Although Parliament declared an environment and climate emergency in May 2019, there is a huge gulf between the government’s rhetoric on climate change and the reality.
In June, Boris Johnson said that his government will “build back better” and “build back greener”, but the Tories’ previous track record demonstrates very little desire to put environmental issues at the heart of the government’s agenda.
Whilst the Environment Act should have represented an opportunity for the government to firmly commit to a bold domestic strategy on climate change, it does not come close to the urgent and decisive action that is so desperately needed.
Boris Johnson’s government did all it could to resist concrete protections, leaving our environment and ultimately the climate as a bargaining chip for new trade agreements that would undercut Britain’s environmental standards. The Environment Act does little to help, replacing the EU’s comprehensive framework of environmental protections with four simple long-term targets over which the government has nearly complete discretion to change at any time.

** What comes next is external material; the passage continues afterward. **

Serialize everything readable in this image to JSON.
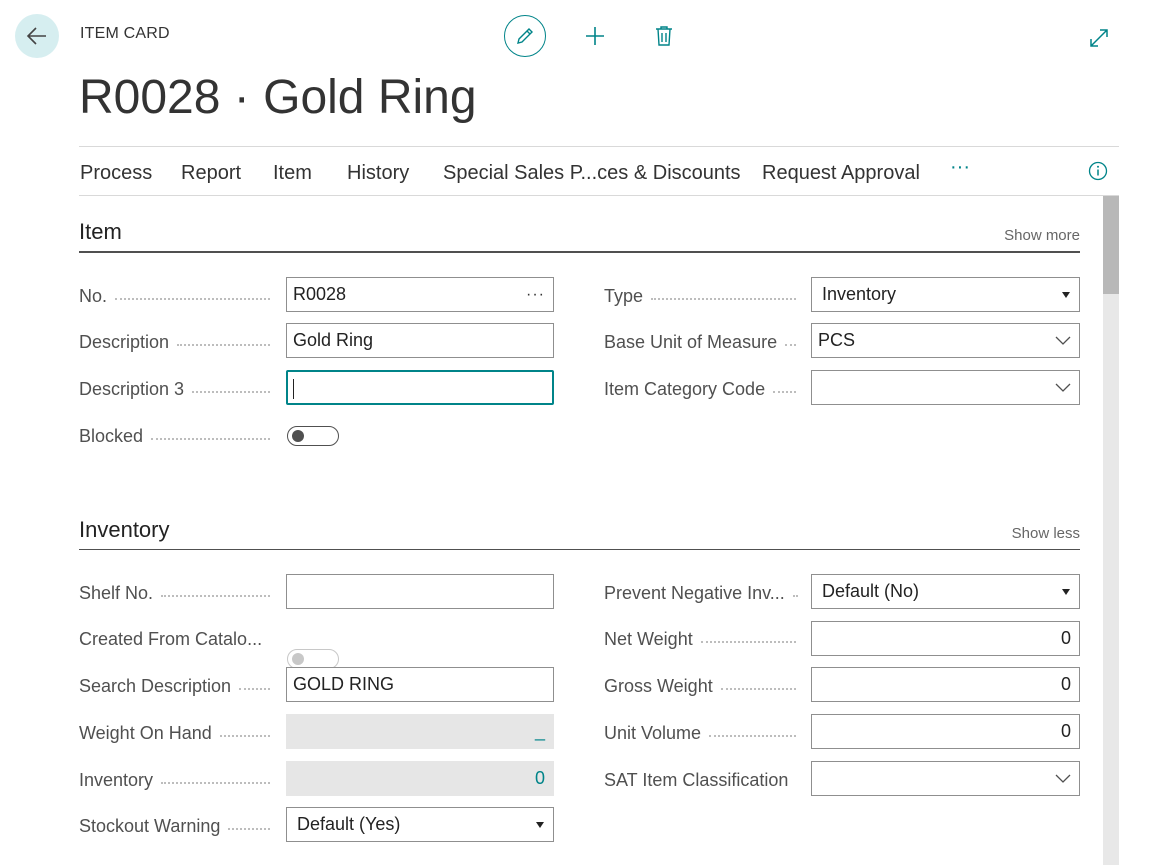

I was proud to stand on a bold and radical plan to tackle the climate crisis in the 2019 General Election. It is bitterly disappointing that Labour cannot enact this vision in government. I have spoken out about the urgent action that is required when it comes to climate change over the past 15 years as an MP. And whilst this government continues to ignore the seriousness of the climate crisis, I will continue to do so.
As the host of COP26, the UK government had the opportunity and a responsibility to show real global leadership in tackling the climate crisis. Having seen first-hand the role that the UK can play in leading a global strategy to tackle climate change when I attended COP 15 in Copenhagen back in 2009, I am disappointed that the government failed to take the opportunity it had to show real global leadership in tackling the climate crisis during COP 26, which the UK hosted in Glasgow earlier this year.
As you may know, Labour tabled numerous amendments to the Environment Bill during the course of its journey through Parliament – including amendments to enforce stricter air quality targets and amendments covering nature and biodiversity. We did our utmost to strength the legislation – but the government refused to see reason.
You wanted Clause 75 to be added to the Environment Bill, which aimed to protect pollinators such as bees from pesticides. Regrettably, the government rejected this amendment like it rejected an earlier amendment Labour had tabled to maintain the ban on bee-killing pesticides.
This government just does not recognise the importance of bees and other pollinating insects to the natural world and to our food chain.
We need actions, not words, if we are serious about combatting the climate emergency.
You can be assured that my Labour colleagues and I will continue to push for bold action on environmental issues.
Thank you again for sharing your thoughts with me about this important issue. If you have any further points you would like to raise, please do not hesitate to get back in touch.
The Rt Hon. Emily Thornberry MP
Islington South and Finsbury
Shadow Attorney General